GDPR in Research
The EU’s General Data Protection Regulation (GDPR) came into effect on the 25 May 2018. For an organisation such as the GMMH, our role and level of involvement changes with each particular study. However in each case we are required to be transparent in how personal data is collected, processed, accessed and stored as well as informing service users of the safeguards involved to retain compliance with appropriate legislations, and their rights around this.
What is our legal basis for processing personal data?
All NHS organisations are expected to support and endorse health and care research in the public interest and for the benefit of society as a whole. This forms the legal basis for the GMMH to lawfully collect personal information for the conduct of research.
How does GMMH safeguard participant’s data?
It is important to stress that GDPR does not alter GMMH’s duty to follow and comply with the UK Policy Framework for Health and Social Care Research; ensuring that health research adheres to ethical standards for example, as well as the respective legislation around principles such as informed consent and Good Clinical Practice.
For personal data, this means that considerations must be given to the security and storage of that data; limiting the levels of access to that data and ensuring that personal data will be pseudo-anonymised (by assigning a study number) or fully anonymised at the earliest opportunity so that patients and participants cannot be identified.
GMMH’s role within data protection
As a research Sponsor, GMMH acts as the “Data Controller”. The Data Controller determines the purpose and means of processing personal data. It is the Sponsor who determines what data is collected for the research study through the protocol, case report form and/or structured data fields in a database.
As a research Host (i.e. where the Sponsor is another organisation, such as a university or commercial company), GMMH acts as the “Processor”. The Processor collects personal data on behalf of the Data Controller.
Transparency information on how data is collected and used
Personal data can be obtained in research either directly, via health records or from the participant themselves for example, or indirectly by sharing information between organisations or from one research study to another.
Where research participants are patients at GMMH, that participation will be documented in the GMMH health records held on the Trust’s electronic health care information system, in full compliance with the GMMH overarching polices on the management of personal information. This may include information on clinical test results, assessment scores, physical observations or treatments undertaken for the purpose of research, or other information relevant to the clinical care or safety of the research participant.
Further information for patients has been provided from the Health Research Authority, as the regulator for health research, detailing how this information might be collected and used.
What are your rights as a patient / participant?
GDPR clearly outlines the rights individuals have within health research in the following areas:
The right to erasure
The right to access by the data subject
The right to rectification
The right to restrict processing
The right to object to processing
For health research, participant’s rights on these can be quite limited and quite varied depending on each particular type of research study. GDPR allows exemptions to these rights as longs as the appropriate safeguards are in place (as outlined above). Read the HRA statement for further information.

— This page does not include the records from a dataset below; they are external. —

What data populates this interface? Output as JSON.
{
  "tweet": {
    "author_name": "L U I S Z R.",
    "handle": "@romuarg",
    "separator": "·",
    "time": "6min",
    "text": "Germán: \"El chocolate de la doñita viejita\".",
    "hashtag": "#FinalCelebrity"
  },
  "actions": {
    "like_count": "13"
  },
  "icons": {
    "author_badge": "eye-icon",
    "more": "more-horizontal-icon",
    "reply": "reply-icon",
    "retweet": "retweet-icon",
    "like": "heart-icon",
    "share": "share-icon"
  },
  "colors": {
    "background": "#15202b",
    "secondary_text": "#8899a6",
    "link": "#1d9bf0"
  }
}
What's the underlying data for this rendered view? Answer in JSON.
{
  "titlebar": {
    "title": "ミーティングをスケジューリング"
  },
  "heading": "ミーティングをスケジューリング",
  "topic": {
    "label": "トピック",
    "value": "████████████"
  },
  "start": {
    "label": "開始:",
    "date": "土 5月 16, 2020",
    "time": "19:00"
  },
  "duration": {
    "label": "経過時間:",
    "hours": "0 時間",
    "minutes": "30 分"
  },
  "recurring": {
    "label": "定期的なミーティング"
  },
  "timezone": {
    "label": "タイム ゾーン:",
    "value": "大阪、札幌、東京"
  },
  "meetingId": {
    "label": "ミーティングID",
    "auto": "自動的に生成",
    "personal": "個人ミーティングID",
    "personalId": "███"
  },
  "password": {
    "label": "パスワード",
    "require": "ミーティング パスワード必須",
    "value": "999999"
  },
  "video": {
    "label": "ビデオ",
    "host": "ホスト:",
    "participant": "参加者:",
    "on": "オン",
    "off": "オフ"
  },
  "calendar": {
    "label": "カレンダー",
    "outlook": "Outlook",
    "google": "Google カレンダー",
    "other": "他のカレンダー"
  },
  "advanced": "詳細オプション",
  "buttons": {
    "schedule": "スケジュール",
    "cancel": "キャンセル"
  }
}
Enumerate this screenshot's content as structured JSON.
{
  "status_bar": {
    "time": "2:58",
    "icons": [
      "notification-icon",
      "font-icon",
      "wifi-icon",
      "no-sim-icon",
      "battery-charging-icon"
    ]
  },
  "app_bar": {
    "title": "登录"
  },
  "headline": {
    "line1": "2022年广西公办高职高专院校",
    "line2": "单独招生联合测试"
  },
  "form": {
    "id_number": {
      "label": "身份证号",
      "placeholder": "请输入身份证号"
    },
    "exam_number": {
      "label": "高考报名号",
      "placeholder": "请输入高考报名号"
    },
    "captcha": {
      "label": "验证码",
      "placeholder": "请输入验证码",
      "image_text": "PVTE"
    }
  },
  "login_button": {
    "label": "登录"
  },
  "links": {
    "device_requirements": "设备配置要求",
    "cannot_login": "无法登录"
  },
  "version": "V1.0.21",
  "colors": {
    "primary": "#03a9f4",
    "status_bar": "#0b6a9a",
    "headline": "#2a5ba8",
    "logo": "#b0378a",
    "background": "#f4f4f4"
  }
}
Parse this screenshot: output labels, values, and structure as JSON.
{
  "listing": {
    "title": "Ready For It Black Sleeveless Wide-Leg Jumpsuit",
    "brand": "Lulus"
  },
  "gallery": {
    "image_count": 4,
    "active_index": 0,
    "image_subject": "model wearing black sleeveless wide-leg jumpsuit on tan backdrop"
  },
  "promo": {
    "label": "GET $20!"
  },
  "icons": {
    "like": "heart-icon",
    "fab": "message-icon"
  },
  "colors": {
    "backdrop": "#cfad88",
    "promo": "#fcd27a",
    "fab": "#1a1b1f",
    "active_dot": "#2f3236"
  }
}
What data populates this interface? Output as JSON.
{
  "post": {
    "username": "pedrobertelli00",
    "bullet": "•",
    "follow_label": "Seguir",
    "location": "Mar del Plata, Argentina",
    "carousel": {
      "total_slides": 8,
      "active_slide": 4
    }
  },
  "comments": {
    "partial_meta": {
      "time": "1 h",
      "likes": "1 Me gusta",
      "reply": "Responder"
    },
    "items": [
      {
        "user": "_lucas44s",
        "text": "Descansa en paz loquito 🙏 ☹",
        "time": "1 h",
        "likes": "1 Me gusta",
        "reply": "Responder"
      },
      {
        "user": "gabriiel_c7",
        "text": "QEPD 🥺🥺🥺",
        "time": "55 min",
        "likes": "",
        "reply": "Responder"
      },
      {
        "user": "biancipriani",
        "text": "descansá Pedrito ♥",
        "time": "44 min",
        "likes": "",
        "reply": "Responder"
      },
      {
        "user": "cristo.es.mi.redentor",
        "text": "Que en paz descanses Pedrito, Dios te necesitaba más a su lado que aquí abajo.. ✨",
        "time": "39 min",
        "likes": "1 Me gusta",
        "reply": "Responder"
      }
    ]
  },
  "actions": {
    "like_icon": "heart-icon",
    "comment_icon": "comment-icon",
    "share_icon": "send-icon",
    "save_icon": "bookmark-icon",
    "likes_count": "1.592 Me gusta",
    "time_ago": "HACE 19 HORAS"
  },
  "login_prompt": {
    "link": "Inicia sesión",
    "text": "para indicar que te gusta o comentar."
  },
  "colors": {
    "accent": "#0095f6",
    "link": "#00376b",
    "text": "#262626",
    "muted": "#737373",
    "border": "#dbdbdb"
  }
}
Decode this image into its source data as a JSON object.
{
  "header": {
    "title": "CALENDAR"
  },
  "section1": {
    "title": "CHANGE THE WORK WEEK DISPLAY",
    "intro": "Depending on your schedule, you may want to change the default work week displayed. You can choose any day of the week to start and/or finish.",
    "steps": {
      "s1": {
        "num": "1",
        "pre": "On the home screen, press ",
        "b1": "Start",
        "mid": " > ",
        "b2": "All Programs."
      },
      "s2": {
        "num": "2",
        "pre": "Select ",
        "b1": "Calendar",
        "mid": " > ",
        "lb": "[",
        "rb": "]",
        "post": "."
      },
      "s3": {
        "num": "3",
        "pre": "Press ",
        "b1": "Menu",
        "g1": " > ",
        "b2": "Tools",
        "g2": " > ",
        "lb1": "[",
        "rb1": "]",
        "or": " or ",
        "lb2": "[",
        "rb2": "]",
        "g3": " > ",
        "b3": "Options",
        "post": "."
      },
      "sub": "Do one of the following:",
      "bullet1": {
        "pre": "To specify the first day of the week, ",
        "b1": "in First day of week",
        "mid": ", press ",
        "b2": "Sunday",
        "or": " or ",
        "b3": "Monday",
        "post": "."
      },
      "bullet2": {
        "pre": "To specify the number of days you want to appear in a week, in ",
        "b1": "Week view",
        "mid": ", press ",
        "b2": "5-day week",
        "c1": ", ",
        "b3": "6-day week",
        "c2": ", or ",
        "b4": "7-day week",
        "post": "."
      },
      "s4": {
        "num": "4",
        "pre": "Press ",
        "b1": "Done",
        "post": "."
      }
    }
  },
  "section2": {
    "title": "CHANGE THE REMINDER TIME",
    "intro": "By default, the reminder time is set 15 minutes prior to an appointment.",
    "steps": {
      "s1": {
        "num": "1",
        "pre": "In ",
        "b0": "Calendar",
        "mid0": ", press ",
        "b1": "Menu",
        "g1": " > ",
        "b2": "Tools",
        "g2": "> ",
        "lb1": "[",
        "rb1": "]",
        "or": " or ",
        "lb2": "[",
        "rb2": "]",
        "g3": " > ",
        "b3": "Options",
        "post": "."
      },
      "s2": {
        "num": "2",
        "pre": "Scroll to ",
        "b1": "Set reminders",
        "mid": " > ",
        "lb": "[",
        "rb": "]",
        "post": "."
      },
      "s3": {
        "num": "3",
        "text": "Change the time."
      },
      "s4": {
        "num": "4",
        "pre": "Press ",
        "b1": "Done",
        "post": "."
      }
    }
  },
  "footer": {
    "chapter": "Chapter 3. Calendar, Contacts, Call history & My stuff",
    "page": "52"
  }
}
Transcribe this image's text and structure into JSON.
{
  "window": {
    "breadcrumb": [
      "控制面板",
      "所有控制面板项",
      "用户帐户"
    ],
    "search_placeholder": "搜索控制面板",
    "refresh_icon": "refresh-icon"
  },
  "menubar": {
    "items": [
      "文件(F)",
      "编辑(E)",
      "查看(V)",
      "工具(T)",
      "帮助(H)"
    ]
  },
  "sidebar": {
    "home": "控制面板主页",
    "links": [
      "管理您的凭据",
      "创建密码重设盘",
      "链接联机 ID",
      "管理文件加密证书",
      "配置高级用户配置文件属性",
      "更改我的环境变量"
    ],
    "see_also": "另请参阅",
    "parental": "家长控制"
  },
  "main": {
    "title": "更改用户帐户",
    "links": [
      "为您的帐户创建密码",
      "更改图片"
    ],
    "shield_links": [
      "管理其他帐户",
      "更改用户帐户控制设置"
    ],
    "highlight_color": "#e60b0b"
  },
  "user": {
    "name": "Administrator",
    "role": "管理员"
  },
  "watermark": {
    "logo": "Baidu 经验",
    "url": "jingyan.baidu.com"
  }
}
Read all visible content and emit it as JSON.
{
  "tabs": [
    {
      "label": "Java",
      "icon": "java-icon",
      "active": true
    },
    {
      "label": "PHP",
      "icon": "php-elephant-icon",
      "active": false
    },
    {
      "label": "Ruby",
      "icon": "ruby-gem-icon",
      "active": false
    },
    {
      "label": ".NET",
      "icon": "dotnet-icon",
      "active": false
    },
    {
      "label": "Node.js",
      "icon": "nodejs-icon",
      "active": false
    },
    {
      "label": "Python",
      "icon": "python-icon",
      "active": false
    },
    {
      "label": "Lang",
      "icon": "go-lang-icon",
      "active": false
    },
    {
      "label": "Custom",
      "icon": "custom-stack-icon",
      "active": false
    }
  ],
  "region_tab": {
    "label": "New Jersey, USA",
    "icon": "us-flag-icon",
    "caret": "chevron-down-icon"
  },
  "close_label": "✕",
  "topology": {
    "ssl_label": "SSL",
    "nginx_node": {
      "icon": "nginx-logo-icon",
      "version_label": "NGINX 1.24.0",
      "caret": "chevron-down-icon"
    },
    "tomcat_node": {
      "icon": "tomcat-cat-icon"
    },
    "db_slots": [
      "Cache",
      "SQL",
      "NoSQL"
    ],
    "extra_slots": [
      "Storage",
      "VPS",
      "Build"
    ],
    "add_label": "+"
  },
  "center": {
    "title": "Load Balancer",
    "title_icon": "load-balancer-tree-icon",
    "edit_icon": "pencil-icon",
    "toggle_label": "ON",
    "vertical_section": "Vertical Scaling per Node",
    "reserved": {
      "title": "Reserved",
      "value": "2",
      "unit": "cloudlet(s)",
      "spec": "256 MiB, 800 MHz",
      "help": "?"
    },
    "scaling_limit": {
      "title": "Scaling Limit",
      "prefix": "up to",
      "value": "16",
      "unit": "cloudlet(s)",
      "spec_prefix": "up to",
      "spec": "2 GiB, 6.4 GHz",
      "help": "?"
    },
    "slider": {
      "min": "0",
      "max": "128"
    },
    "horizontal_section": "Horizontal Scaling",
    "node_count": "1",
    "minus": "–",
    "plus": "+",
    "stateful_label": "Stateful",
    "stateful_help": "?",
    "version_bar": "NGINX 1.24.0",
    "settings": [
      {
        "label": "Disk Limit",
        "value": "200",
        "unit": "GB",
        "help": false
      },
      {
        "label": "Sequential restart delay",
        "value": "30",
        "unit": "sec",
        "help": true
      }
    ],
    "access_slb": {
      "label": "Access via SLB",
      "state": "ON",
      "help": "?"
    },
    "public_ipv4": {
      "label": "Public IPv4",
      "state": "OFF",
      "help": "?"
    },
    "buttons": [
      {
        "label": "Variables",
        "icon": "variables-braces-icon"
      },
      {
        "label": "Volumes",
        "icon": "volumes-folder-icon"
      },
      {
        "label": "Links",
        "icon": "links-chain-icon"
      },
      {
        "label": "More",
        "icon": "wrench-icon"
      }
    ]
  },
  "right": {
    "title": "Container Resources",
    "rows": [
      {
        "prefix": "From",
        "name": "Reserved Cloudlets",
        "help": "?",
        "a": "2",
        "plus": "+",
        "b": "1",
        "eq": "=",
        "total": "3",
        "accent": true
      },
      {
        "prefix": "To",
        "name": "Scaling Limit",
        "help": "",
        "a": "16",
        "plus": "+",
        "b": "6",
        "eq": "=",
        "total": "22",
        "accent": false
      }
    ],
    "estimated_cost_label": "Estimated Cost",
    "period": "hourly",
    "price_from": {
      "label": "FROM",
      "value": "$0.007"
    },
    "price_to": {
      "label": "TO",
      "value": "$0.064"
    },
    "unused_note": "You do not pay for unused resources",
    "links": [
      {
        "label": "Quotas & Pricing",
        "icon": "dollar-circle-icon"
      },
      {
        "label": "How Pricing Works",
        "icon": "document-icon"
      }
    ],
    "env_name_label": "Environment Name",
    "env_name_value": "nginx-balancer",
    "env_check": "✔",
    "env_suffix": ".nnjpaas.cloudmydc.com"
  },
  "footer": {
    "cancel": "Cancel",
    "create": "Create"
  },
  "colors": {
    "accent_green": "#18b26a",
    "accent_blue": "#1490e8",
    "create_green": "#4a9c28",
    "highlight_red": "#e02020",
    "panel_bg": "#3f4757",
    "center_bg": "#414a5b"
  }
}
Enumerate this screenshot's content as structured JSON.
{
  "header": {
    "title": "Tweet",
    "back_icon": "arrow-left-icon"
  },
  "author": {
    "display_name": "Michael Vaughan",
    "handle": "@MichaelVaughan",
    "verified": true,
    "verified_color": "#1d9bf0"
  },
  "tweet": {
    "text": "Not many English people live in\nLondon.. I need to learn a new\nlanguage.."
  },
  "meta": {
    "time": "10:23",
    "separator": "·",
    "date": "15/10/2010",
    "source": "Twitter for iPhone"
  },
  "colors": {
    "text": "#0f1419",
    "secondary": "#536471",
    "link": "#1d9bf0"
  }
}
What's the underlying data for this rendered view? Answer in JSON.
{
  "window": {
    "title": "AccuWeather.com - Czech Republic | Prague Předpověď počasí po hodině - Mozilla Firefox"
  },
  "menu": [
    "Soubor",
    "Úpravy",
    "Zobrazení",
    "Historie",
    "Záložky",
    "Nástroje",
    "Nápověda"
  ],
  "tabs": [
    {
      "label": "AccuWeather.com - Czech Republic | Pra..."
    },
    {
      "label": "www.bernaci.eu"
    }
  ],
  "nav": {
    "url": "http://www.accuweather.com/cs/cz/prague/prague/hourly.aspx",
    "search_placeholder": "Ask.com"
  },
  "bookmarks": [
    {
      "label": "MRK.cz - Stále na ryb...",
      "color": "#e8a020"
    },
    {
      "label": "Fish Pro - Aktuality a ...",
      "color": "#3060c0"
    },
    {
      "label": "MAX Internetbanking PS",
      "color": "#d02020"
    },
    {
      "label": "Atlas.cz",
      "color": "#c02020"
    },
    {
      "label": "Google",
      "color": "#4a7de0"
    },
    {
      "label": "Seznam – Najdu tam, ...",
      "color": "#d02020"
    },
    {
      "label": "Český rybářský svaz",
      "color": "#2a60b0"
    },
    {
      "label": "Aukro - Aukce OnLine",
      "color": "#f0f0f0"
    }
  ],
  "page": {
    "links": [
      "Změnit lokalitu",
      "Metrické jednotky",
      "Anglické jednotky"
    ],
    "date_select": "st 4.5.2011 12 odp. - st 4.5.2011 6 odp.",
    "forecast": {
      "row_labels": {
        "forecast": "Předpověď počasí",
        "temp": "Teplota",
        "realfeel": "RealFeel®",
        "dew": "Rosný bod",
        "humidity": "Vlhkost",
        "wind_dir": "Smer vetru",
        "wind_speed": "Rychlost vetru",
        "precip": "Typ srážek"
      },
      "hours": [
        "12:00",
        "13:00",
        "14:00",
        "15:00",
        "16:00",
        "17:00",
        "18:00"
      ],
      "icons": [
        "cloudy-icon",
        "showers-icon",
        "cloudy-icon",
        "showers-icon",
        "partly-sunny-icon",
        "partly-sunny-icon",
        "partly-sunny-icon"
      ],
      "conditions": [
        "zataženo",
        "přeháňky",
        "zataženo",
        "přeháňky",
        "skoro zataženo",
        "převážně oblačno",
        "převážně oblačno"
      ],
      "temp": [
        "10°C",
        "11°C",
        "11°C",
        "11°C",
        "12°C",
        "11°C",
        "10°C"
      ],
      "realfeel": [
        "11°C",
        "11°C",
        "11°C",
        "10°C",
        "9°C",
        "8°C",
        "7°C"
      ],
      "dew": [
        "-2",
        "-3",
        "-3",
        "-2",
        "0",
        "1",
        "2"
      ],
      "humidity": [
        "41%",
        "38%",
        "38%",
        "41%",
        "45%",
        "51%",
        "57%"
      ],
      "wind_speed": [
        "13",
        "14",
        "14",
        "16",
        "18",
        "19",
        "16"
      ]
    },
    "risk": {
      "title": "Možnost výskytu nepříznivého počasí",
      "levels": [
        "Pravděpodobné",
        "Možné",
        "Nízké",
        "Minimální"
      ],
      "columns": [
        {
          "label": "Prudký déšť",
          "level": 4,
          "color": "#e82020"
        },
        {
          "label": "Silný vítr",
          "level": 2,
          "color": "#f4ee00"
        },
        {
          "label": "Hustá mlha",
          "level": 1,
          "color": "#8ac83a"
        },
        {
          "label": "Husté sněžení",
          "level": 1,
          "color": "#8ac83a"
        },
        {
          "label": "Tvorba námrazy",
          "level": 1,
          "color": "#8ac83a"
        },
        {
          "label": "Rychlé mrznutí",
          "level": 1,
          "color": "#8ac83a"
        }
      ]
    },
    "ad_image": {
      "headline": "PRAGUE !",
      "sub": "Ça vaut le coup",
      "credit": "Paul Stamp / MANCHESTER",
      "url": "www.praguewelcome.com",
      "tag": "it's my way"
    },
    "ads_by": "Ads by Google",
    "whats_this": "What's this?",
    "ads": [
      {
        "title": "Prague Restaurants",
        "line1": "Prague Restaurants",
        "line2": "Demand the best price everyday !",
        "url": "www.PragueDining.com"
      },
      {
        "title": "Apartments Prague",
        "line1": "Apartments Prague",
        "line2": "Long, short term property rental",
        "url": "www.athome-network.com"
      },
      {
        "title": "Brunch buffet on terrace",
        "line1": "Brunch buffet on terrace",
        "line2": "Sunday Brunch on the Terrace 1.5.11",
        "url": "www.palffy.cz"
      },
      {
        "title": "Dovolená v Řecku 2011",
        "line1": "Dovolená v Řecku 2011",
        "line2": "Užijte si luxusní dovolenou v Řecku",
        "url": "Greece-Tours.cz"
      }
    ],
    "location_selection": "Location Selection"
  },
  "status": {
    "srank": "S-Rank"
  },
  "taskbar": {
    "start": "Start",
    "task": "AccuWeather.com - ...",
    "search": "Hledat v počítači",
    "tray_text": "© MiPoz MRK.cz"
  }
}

Useful transparency statements for researchers
Researchers should liaise with the research Sponsor to ensure that the appropriate transparency statements are inserted into Protocols and Participant Information Sheets. The HRA has provided some useful guidance templates here. If you have any further queries or need assistance composing the relevant statement, please contact email@example.com
Where can I access further information?
You can access the full information provided by the HRA detailing how GDPR is applicable to health research here.